Exercise aim:
Although the entries contain pictures, only their words should be duplicated exactly.

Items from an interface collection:
§ §
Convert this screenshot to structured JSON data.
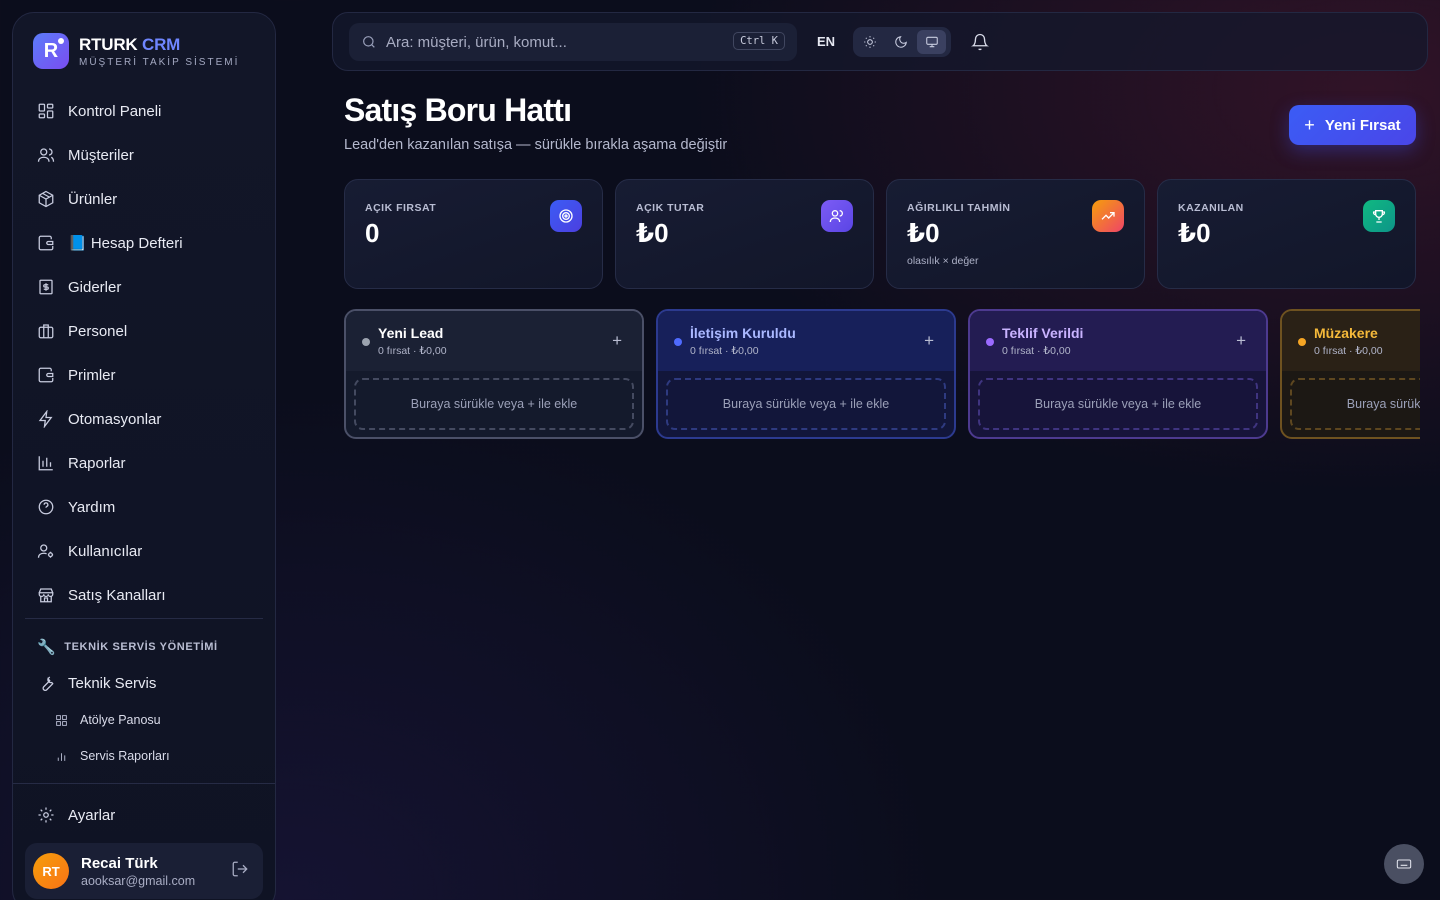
{
  "brand": {
    "title_main": "RTURK",
    "title_accent": "CRM",
    "subtitle": "MÜŞTERİ TAKİP SİSTEMİ",
    "logo_letter": "R"
  },
  "sidebar": {
    "items": [
      {
        "label": "Kontrol Paneli",
        "icon": "dashboard-icon"
      },
      {
        "label": "Müşteriler",
        "icon": "users-icon"
      },
      {
        "label": "Ürünler",
        "icon": "package-icon"
      },
      {
        "label": "📘 Hesap Defteri",
        "icon": "wallet-icon"
      },
      {
        "label": "Giderler",
        "icon": "receipt-icon"
      },
      {
        "label": "Personel",
        "icon": "briefcase-icon"
      },
      {
        "label": "Primler",
        "icon": "wallet-icon"
      },
      {
        "label": "Otomasyonlar",
        "icon": "zap-icon"
      },
      {
        "label": "Raporlar",
        "icon": "bar-chart-icon"
      },
      {
        "label": "Yardım",
        "icon": "help-circle-icon"
      },
      {
        "label": "Kullanıcılar",
        "icon": "user-cog-icon"
      },
      {
        "label": "Satış Kanalları",
        "icon": "store-icon"
      }
    ],
    "section_label": "TEKNİK SERVİS YÖNETİMİ",
    "service_item": "Teknik Servis",
    "sub_items": [
      {
        "label": "Atölye Panosu",
        "icon": "grid-icon"
      },
      {
        "label": "Servis Raporları",
        "icon": "bar-chart-icon"
      }
    ],
    "settings": "Ayarlar",
    "user": {
      "initials": "RT",
      "name": "Recai Türk",
      "email": "aooksar@gmail.com"
    }
  },
  "topbar": {
    "search_placeholder": "Ara: müşteri, ürün, komut...",
    "shortcut": "Ctrl K",
    "language": "EN",
    "theme_modes": [
      "light",
      "dark",
      "system"
    ],
    "theme_selected": "system"
  },
  "header": {
    "title": "Satış Boru Hattı",
    "subtitle": "Lead'den kazanılan satışa — sürükle bırakla aşama değiştir",
    "new_button": "Yeni Fırsat"
  },
  "stats": [
    {
      "label": "AÇIK FIRSAT",
      "value": "0",
      "note": "",
      "icon": "target-icon",
      "color": "#3b5cf5"
    },
    {
      "label": "AÇIK TUTAR",
      "value": "₺0",
      "note": "",
      "icon": "users-icon",
      "color": "#7c5cf5"
    },
    {
      "label": "AĞIRLIKLI TAHMİN",
      "value": "₺0",
      "note": "olasılık × değer",
      "icon": "trending-up-icon",
      "color": "#f0623a"
    },
    {
      "label": "KAZANILAN",
      "value": "₺0",
      "note": "",
      "icon": "trophy-icon",
      "color": "#10a37f"
    }
  ],
  "pipeline": {
    "drop_hint": "Buraya sürükle veya + ile ekle",
    "stages": [
      {
        "title": "Yeni Lead",
        "meta": "0 fırsat · ₺0,00",
        "color": "#9ca3af",
        "border": "#4b5068",
        "title_color": "#ffffff"
      },
      {
        "title": "İletişim Kuruldu",
        "meta": "0 fırsat · ₺0,00",
        "color": "#4f6bff",
        "border": "#2c3a8f",
        "title_color": "#aab8ff"
      },
      {
        "title": "Teklif Verildi",
        "meta": "0 fırsat · ₺0,00",
        "color": "#9b6bff",
        "border": "#4d3a8f",
        "title_color": "#c9b3ff"
      },
      {
        "title": "Müzakere",
        "meta": "0 fırsat · ₺0,00",
        "color": "#f5a524",
        "border": "#6e5220",
        "title_color": "#f5b93a"
      }
    ]
  }
}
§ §
Solution for this task:
Convert this screenshot to structured JSON data.
{
  "brand": {
    "title_main": "RTURK",
    "title_accent": "CRM",
    "subtitle": "MÜŞTERİ TAKİP SİSTEMİ",
    "logo_letter": "R"
  },
  "sidebar": {
    "items": [
      {
        "label": "Kontrol Paneli",
        "icon": "dashboard-icon"
      },
      {
        "label": "Müşteriler",
        "icon": "users-icon"
      },
      {
        "label": "Ürünler",
        "icon": "package-icon"
      },
      {
        "label": "📘 Hesap Defteri",
        "icon": "wallet-icon"
      },
      {
        "label": "Giderler",
        "icon": "receipt-icon"
      },
      {
        "label": "Personel",
        "icon": "briefcase-icon"
      },
      {
        "label": "Primler",
        "icon": "wallet-icon"
      },
      {
        "label": "Otomasyonlar",
        "icon": "zap-icon"
      },
      {
        "label": "Raporlar",
        "icon": "bar-chart-icon"
      },
      {
        "label": "Yardım",
        "icon": "help-circle-icon"
      },
      {
        "label": "Kullanıcılar",
        "icon": "user-cog-icon"
      },
      {
        "label": "Satış Kanalları",
        "icon": "store-icon"
      }
    ],
    "section_label": "TEKNİK SERVİS YÖNETİMİ",
    "service_item": "Teknik Servis",
    "sub_items": [
      {
        "label": "Atölye Panosu",
        "icon": "grid-icon"
      },
      {
        "label": "Servis Raporları",
        "icon": "bar-chart-icon"
      }
    ],
    "settings": "Ayarlar",
    "user": {
      "initials": "RT",
      "name": "Recai Türk",
      "email": "aooksar@gmail.com"
    }
  },
  "topbar": {
    "search_placeholder": "Ara: müşteri, ürün, komut...",
    "shortcut": "Ctrl K",
    "language": "EN",
    "theme_modes": [
      "light",
      "dark",
      "system"
    ],
    "theme_selected": "system"
  },
  "header": {
    "title": "Satış Boru Hattı",
    "subtitle": "Lead'den kazanılan satışa — sürükle bırakla aşama değiştir",
    "new_button": "Yeni Fırsat"
  },
  "stats": [
    {
      "label": "AÇIK FIRSAT",
      "value": "0",
      "note": "",
      "icon": "target-icon",
      "color": "#3b5cf5"
    },
    {
      "label": "AÇIK TUTAR",
      "value": "₺0",
      "note": "",
      "icon": "users-icon",
      "color": "#7c5cf5"
    },
    {
      "label": "AĞIRLIKLI TAHMİN",
      "value": "₺0",
      "note": "olasılık × değer",
      "icon": "trending-up-icon",
      "color": "#f0623a"
    },
    {
      "label": "KAZANILAN",
      "value": "₺0",
      "note": "",
      "icon": "trophy-icon",
      "color": "#10a37f"
    }
  ],
  "pipeline": {
    "drop_hint": "Buraya sürükle veya + ile ekle",
    "stages": [
      {
        "title": "Yeni Lead",
        "meta": "0 fırsat · ₺0,00",
        "color": "#9ca3af",
        "border": "#4b5068",
        "title_color": "#ffffff"
      },
      {
        "title": "İletişim Kuruldu",
        "meta": "0 fırsat · ₺0,00",
        "color": "#4f6bff",
        "border": "#2c3a8f",
        "title_color": "#aab8ff"
      },
      {
        "title": "Teklif Verildi",
        "meta": "0 fırsat · ₺0,00",
        "color": "#9b6bff",
        "border": "#4d3a8f",
        "title_color": "#c9b3ff"
      },
      {
        "title": "Müzakere",
        "meta": "0 fırsat · ₺0,00",
        "color": "#f5a524",
        "border": "#6e5220",
        "title_color": "#f5b93a"
      }
    ]
  }
}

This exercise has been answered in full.